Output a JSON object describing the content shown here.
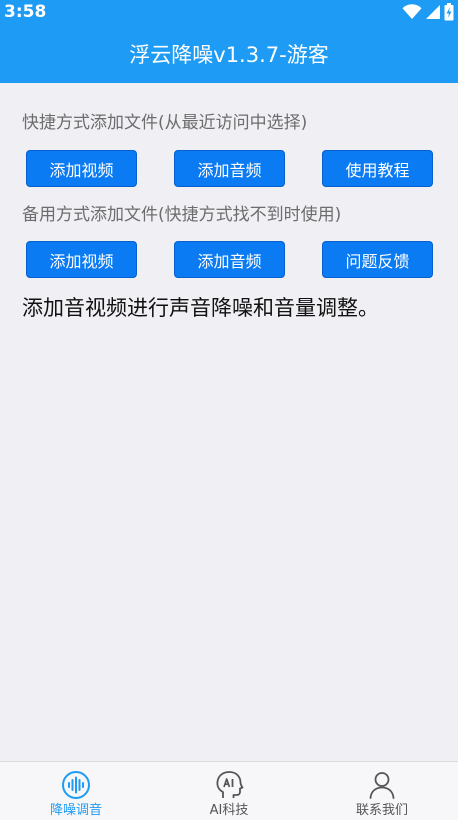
{
  "status_bar": {
    "time": "3:58"
  },
  "app_bar": {
    "title": "浮云降噪v1.3.7-游客"
  },
  "shortcut_section": {
    "label": "快捷方式添加文件(从最近访问中选择)",
    "buttons": [
      {
        "label": "添加视频"
      },
      {
        "label": "添加音频"
      },
      {
        "label": "使用教程"
      }
    ]
  },
  "backup_section": {
    "label": "备用方式添加文件(快捷方式找不到时使用)",
    "buttons": [
      {
        "label": "添加视频"
      },
      {
        "label": "添加音频"
      },
      {
        "label": "问题反馈"
      }
    ]
  },
  "description": "添加音视频进行声音降噪和音量调整。",
  "tab_bar": {
    "active_index": 0,
    "tabs": [
      {
        "label": "降噪调音",
        "icon": "sound-wave-icon"
      },
      {
        "label": "AI科技",
        "icon": "ai-head-icon"
      },
      {
        "label": "联系我们",
        "icon": "person-icon"
      }
    ]
  },
  "colors": {
    "primary": "#1e9bf5",
    "button": "#0a7bf2",
    "background": "#efeff4"
  }
}
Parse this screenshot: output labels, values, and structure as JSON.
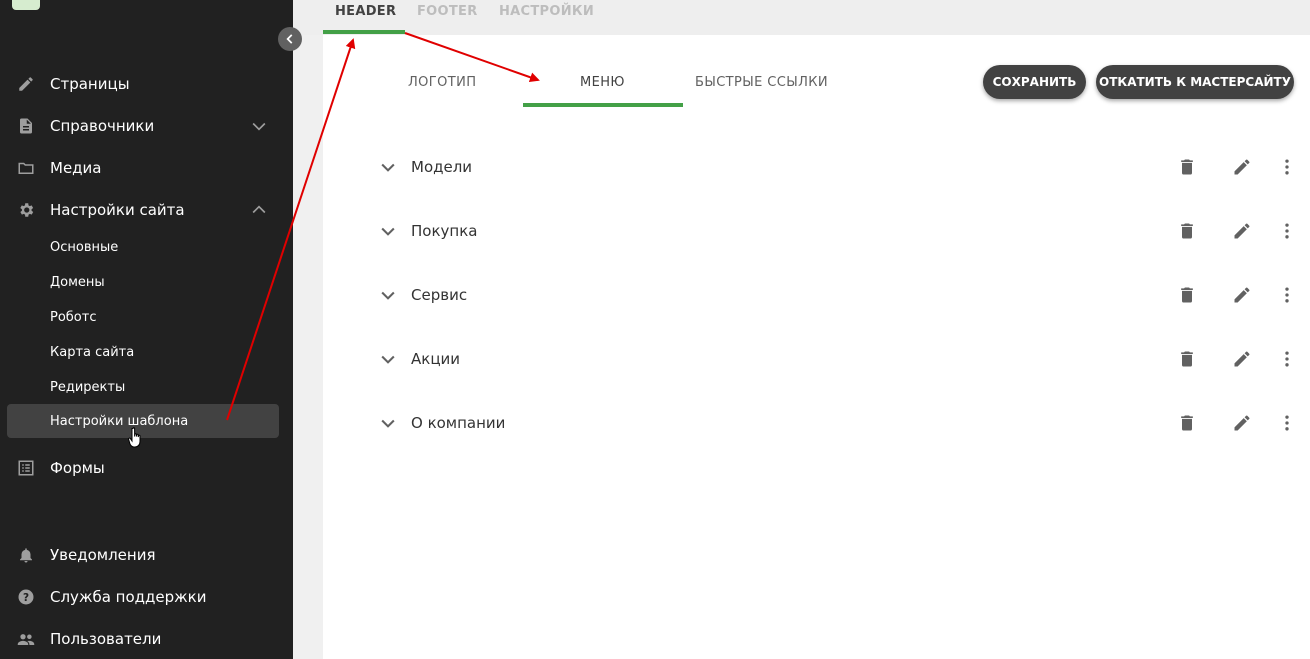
{
  "sidebar": {
    "nav": [
      {
        "label": "Страницы",
        "icon": "pencil-icon"
      },
      {
        "label": "Справочники",
        "icon": "document-icon"
      },
      {
        "label": "Медиа",
        "icon": "folder-icon"
      },
      {
        "label": "Настройки сайта",
        "icon": "gear-icon"
      },
      {
        "label": "Формы",
        "icon": "list-icon"
      }
    ],
    "sub": [
      {
        "label": "Основные"
      },
      {
        "label": "Домены"
      },
      {
        "label": "Роботс"
      },
      {
        "label": "Карта сайта"
      },
      {
        "label": "Редиректы"
      },
      {
        "label": "Настройки шаблона"
      }
    ],
    "bottom": [
      {
        "label": "Уведомления",
        "icon": "bell-icon"
      },
      {
        "label": "Служба поддержки",
        "icon": "help-icon"
      },
      {
        "label": "Пользователи",
        "icon": "users-icon"
      }
    ]
  },
  "top_tabs": [
    {
      "label": "HEADER",
      "active": true
    },
    {
      "label": "FOOTER",
      "active": false
    },
    {
      "label": "НАСТРОЙКИ",
      "active": false
    }
  ],
  "sub_tabs": [
    {
      "label": "ЛОГОТИП"
    },
    {
      "label": "МЕНЮ",
      "active": true
    },
    {
      "label": "БЫСТРЫЕ ССЫЛКИ"
    }
  ],
  "buttons": {
    "save": "СОХРАНИТЬ",
    "revert": "ОТКАТИТЬ К МАСТЕРСАЙТУ"
  },
  "menu_items": [
    {
      "name": "Модели"
    },
    {
      "name": "Покупка"
    },
    {
      "name": "Сервис"
    },
    {
      "name": "Акции"
    },
    {
      "name": "О компании"
    }
  ],
  "colors": {
    "sidebar_bg": "#212121",
    "accent_green": "#43a047",
    "annotation_red": "#e00000"
  }
}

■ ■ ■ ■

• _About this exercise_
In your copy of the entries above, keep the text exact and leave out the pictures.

• _Problem solution_
Output a JSON object describing the content shown here.
{
  "status_bar": {
    "time": "3:58"
  },
  "app_bar": {
    "title": "浮云降噪v1.3.7-游客"
  },
  "shortcut_section": {
    "label": "快捷方式添加文件(从最近访问中选择)",
    "buttons": [
      {
        "label": "添加视频"
      },
      {
        "label": "添加音频"
      },
      {
        "label": "使用教程"
      }
    ]
  },
  "backup_section": {
    "label": "备用方式添加文件(快捷方式找不到时使用)",
    "buttons": [
      {
        "label": "添加视频"
      },
      {
        "label": "添加音频"
      },
      {
        "label": "问题反馈"
      }
    ]
  },
  "description": "添加音视频进行声音降噪和音量调整。",
  "tab_bar": {
    "active_index": 0,
    "tabs": [
      {
        "label": "降噪调音",
        "icon": "sound-wave-icon"
      },
      {
        "label": "AI科技",
        "icon": "ai-head-icon"
      },
      {
        "label": "联系我们",
        "icon": "person-icon"
      }
    ]
  },
  "colors": {
    "primary": "#1e9bf5",
    "button": "#0a7bf2",
    "background": "#efeff4"
  }
}
Parse this screenshot: output labels, values, and structure as JSON.
{
  "sidebar": {
    "nav": [
      {
        "label": "Страницы",
        "icon": "pencil-icon"
      },
      {
        "label": "Справочники",
        "icon": "document-icon"
      },
      {
        "label": "Медиа",
        "icon": "folder-icon"
      },
      {
        "label": "Настройки сайта",
        "icon": "gear-icon"
      },
      {
        "label": "Формы",
        "icon": "list-icon"
      }
    ],
    "sub": [
      {
        "label": "Основные"
      },
      {
        "label": "Домены"
      },
      {
        "label": "Роботс"
      },
      {
        "label": "Карта сайта"
      },
      {
        "label": "Редиректы"
      },
      {
        "label": "Настройки шаблона"
      }
    ],
    "bottom": [
      {
        "label": "Уведомления",
        "icon": "bell-icon"
      },
      {
        "label": "Служба поддержки",
        "icon": "help-icon"
      },
      {
        "label": "Пользователи",
        "icon": "users-icon"
      }
    ]
  },
  "top_tabs": [
    {
      "label": "HEADER",
      "active": true
    },
    {
      "label": "FOOTER",
      "active": false
    },
    {
      "label": "НАСТРОЙКИ",
      "active": false
    }
  ],
  "sub_tabs": [
    {
      "label": "ЛОГОТИП"
    },
    {
      "label": "МЕНЮ",
      "active": true
    },
    {
      "label": "БЫСТРЫЕ ССЫЛКИ"
    }
  ],
  "buttons": {
    "save": "СОХРАНИТЬ",
    "revert": "ОТКАТИТЬ К МАСТЕРСАЙТУ"
  },
  "menu_items": [
    {
      "name": "Модели"
    },
    {
      "name": "Покупка"
    },
    {
      "name": "Сервис"
    },
    {
      "name": "Акции"
    },
    {
      "name": "О компании"
    }
  ],
  "colors": {
    "sidebar_bg": "#212121",
    "accent_green": "#43a047",
    "annotation_red": "#e00000"
  }
}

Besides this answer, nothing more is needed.